Honda has officially joined the ranks of automakers like Kia and Ford by posting solid profits during the fourth quarter of the company's fiscal year. The Japanese automaker managed to see profits rise by 28 percent compared to the same period last year, thanks largely to increased hybrid sales. The announcement marks the fourth-straight quarter of profits for the company after seeing a rare operating loss at the end of March, 2009.
Throughout most of the history of the US auto industry, the Detroit Three sat atop of the sales charts with General Motors claiming first, Ford in second and Chrysler placing third. In the past few years Toyota has clawed its way past Chrysler and then Ford, and now it appears that Honda too has now passed the Pentastar. Barring some miraculous (and we mean truly outstanding) development, Honda will officially overcome Chrysler to become the fourth largest automaker in the States. Honda holds a
An operating loss of ¥283.0 billion ($2.91 billion at current exchange rates) for the period ending March 31 represents Honda Motor Company's first quarterly loss in 15 years. To put that into proper perspective, that was when Honda was plying the 1994 model year Accord wagon shown above.
Every month, our intrepid leader over at Autoblog crunches every automaker's U.S. sales figures and dutifully reports how well each brand is doing. This month continues the trend of fuel efficient vehicles recording record sales and closely mimics the trend of gas-guzzlers going down the toilet. The two brands which best seem to mark the turning of the tides, so to speak, are Mini and Hummer.

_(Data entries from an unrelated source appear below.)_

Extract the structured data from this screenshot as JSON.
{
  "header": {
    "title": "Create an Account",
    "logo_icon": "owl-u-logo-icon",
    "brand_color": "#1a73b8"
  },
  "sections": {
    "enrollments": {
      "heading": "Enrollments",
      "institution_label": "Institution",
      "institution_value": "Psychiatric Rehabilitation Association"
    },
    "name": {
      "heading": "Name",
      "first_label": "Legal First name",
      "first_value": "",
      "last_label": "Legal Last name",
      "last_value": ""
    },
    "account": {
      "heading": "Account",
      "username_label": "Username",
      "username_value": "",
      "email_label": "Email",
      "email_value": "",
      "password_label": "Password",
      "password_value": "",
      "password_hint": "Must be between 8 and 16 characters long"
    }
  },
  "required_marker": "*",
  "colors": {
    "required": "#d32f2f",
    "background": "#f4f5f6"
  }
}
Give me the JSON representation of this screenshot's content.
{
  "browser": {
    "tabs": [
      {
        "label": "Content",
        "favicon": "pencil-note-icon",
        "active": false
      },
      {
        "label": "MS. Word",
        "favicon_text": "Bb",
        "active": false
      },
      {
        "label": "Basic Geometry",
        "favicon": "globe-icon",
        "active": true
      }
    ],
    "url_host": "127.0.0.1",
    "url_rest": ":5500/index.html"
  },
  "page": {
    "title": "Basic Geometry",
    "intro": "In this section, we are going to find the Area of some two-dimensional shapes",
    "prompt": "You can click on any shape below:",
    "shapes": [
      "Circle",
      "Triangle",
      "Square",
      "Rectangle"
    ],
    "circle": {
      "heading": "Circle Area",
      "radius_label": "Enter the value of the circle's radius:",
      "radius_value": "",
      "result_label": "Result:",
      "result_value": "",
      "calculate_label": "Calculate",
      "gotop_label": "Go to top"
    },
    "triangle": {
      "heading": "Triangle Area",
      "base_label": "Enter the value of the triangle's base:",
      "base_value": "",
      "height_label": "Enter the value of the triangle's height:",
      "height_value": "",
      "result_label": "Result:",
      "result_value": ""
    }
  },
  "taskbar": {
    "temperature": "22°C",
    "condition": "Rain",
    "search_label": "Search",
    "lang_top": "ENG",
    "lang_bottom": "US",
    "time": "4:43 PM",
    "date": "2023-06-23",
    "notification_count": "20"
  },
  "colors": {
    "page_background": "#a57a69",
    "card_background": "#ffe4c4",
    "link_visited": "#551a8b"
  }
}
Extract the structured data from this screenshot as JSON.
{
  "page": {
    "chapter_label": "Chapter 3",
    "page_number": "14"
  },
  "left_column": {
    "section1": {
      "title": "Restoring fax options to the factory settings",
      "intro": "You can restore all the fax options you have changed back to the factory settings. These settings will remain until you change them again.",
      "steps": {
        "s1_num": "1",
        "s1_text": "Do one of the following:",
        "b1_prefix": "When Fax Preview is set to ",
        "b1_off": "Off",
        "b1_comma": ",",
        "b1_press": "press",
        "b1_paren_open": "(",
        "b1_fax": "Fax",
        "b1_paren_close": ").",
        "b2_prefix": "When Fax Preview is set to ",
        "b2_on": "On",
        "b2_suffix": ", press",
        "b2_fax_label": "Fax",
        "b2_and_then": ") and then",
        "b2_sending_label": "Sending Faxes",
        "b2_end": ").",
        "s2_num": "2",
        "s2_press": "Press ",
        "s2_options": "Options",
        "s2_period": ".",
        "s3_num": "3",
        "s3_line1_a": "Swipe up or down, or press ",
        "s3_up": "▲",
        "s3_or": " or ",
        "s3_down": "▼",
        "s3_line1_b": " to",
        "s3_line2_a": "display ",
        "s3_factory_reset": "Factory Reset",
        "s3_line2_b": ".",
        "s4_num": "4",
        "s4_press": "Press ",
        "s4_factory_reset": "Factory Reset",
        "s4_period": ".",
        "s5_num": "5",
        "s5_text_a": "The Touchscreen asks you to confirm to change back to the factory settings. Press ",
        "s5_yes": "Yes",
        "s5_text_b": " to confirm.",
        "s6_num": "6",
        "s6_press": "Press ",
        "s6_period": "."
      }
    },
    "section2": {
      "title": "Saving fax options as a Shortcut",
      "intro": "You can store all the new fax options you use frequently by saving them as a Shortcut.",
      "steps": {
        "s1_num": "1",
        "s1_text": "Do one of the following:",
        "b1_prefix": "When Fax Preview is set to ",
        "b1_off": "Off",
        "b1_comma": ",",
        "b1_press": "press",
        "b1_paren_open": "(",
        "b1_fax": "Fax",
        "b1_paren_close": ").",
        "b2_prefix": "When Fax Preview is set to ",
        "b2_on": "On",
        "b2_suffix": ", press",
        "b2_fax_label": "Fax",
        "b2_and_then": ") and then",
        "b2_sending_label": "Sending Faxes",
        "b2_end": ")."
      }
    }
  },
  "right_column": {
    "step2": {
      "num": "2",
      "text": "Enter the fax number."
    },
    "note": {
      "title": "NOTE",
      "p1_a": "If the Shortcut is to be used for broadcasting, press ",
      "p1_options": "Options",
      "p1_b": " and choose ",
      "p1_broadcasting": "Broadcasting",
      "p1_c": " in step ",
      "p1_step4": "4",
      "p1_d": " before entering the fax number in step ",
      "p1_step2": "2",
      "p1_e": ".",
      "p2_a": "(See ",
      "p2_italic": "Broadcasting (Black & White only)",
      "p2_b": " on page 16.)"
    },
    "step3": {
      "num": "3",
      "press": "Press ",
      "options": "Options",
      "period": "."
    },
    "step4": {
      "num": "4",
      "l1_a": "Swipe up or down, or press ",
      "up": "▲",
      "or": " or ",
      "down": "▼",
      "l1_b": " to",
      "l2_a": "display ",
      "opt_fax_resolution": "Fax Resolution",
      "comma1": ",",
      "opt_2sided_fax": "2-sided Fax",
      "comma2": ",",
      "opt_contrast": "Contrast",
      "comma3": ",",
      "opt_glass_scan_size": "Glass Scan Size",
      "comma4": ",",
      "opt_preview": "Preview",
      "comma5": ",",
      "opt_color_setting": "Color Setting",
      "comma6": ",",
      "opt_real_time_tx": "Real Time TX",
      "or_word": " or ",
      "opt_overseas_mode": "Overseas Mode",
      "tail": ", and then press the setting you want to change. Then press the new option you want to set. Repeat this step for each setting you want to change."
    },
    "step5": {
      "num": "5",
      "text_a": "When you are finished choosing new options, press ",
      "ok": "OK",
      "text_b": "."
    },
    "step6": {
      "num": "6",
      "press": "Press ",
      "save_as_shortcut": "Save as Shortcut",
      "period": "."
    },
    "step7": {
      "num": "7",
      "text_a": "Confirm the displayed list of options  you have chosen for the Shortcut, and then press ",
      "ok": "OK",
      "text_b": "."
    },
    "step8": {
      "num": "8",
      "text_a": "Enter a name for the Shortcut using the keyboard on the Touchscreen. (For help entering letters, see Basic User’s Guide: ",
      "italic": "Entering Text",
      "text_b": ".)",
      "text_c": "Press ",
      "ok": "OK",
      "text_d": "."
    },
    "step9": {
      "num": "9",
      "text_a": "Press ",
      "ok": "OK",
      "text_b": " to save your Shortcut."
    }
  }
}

Mini's brand of small, sporty and fun to drive coupe's 5,211 sales represented an increase of 40.5-perce
- Most and least efficient car companies
- Fastest-depreciating cars in the United States
- Find and compare 2017 Models